Rather than jumping straight into a list of blocks, I wanted to explore what an introduction to blocks could look like as a landing page. This page could feature some links to tutorials (that could open either externally, or in a modal), some basic FAQs, and a support link.
You’ll notice the new headerHeaderThe header of your site is typically the first thing people will experience. The masthead or header art located across the top of your page is part of the look and feel of your website. It can influence a visitor’s opinion about your content and you/ your organization’s brand. It may also look different on different screen sizes. style, inspired by the new Health Check screen and built on some concepts from the Design Experiments plugin. This new section provides a good opportunity to expand on this pattern, and to show how it could benefit WordPress users by providing context to each screen.
Add New Blocks
This section is largely inspired by wp-admin pluginPluginA plugin is a piece of software containing a group of functions that can be added to a WordPress website. They can extend functionality or add new features to your WordPress websites. WordPress plugins are written in the PHP programming language and integrate seamlessly with WordPress. These can be free in the WordPress.org Plugin Directory https://wordpress.org/plugins/ or can be cost-based plugin from a third-party cards, and the WordPress.orgWordPress.orgThe community site where WordPress code is created and shared by the users. This is where you can download the source code for WordPress core, plugins and themes as well as the central location for community conversations and organization. https://wordpress.org/ plugin details screen.

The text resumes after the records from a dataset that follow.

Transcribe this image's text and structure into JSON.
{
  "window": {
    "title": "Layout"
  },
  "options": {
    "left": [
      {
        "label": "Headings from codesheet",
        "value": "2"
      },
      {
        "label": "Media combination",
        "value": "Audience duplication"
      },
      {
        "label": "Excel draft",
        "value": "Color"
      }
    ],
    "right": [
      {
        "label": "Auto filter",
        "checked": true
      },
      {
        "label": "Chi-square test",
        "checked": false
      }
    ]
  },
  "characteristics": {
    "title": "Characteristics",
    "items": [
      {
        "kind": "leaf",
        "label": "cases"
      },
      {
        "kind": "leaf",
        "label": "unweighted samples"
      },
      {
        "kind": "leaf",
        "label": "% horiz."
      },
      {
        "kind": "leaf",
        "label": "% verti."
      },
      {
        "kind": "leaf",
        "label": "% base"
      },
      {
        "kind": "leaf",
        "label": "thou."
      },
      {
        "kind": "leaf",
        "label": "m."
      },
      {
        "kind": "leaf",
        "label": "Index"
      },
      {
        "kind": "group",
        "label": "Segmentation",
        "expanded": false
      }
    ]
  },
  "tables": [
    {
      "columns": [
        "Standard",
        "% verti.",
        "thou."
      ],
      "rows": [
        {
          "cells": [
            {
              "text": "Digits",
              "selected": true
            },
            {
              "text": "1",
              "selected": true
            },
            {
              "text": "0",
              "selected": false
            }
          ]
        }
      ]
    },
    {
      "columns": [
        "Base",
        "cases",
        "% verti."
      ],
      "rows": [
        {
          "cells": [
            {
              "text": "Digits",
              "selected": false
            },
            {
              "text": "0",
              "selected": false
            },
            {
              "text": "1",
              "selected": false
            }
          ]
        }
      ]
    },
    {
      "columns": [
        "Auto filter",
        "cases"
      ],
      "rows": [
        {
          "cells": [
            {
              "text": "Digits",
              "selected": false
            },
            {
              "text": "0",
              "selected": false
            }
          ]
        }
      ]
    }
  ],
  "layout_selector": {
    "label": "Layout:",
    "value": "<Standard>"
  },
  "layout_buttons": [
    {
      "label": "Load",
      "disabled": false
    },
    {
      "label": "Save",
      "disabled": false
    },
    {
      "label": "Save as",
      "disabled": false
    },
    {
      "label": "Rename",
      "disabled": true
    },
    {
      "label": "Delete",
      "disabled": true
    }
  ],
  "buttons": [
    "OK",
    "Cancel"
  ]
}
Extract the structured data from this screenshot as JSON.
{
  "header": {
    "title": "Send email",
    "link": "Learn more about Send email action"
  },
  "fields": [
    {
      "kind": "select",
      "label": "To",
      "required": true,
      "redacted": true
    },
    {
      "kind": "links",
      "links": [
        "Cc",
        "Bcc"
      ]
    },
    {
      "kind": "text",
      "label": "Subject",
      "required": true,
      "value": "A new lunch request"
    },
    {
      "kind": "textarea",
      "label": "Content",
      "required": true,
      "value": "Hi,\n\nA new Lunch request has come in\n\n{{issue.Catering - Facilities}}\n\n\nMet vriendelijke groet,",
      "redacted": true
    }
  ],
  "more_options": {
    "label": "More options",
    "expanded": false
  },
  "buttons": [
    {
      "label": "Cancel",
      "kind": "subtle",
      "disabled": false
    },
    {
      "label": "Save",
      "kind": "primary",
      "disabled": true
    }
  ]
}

I also think we should update across wp-admin as well, since the current modal feels very outdated and doesn’t present information as cleanly or as organized as the .org modals:
Inside the modal, you’d also be able to demo a blockBlockBlock is the abstract term used to describe units of markup that, composed together, form the content or layout of a webpage using the WordPress editor. The idea combines concepts of what in the past may have achieved with shortcodes, custom HTML, and embed discovery into a single consistent API and user experience. before installing. @ck3lee has figured out how to make this possible 🎉
We’d tap into the Shiny Updates framework to make installation and activation quick & easy.
The upload flow would work the way plugins do — I’ll flesh out some designs around that in future iterations.
This screen would be a list of all installed third-party blocks, so you can activate, deactivate, delete, etc. in bulk, using a traditional list table. I’ve added an “instances” link, which would show all posts and pages the third-party block is being used in.
This is the screen I’m most “meh” about, which is pretty much a duplication of the block management modal inside the editor. I think we need to have this management available within this section, but I’m not sure if this is the best approach to tackling it.
Currently, the only way to reach the Reusable Blocks screen is through either the block library inside the editor, or a link in the settings dropdown in the editor. Putting it in a new Blocks section gives it an easier-to-find home.
These are still early concepts, so it would be good to get some early impressions. Specifically, I’d like everyone’s thoughts on:
Thinking through the flow of managing blocks on your site, does it feel like any important tasks are missing from these concepts?
Would you expect any of these screens to be combined?
Can you think if any stress cases these screens will need to account for?
What would you like to see next for the Block Directory? Are there any other block management features you would benefit from?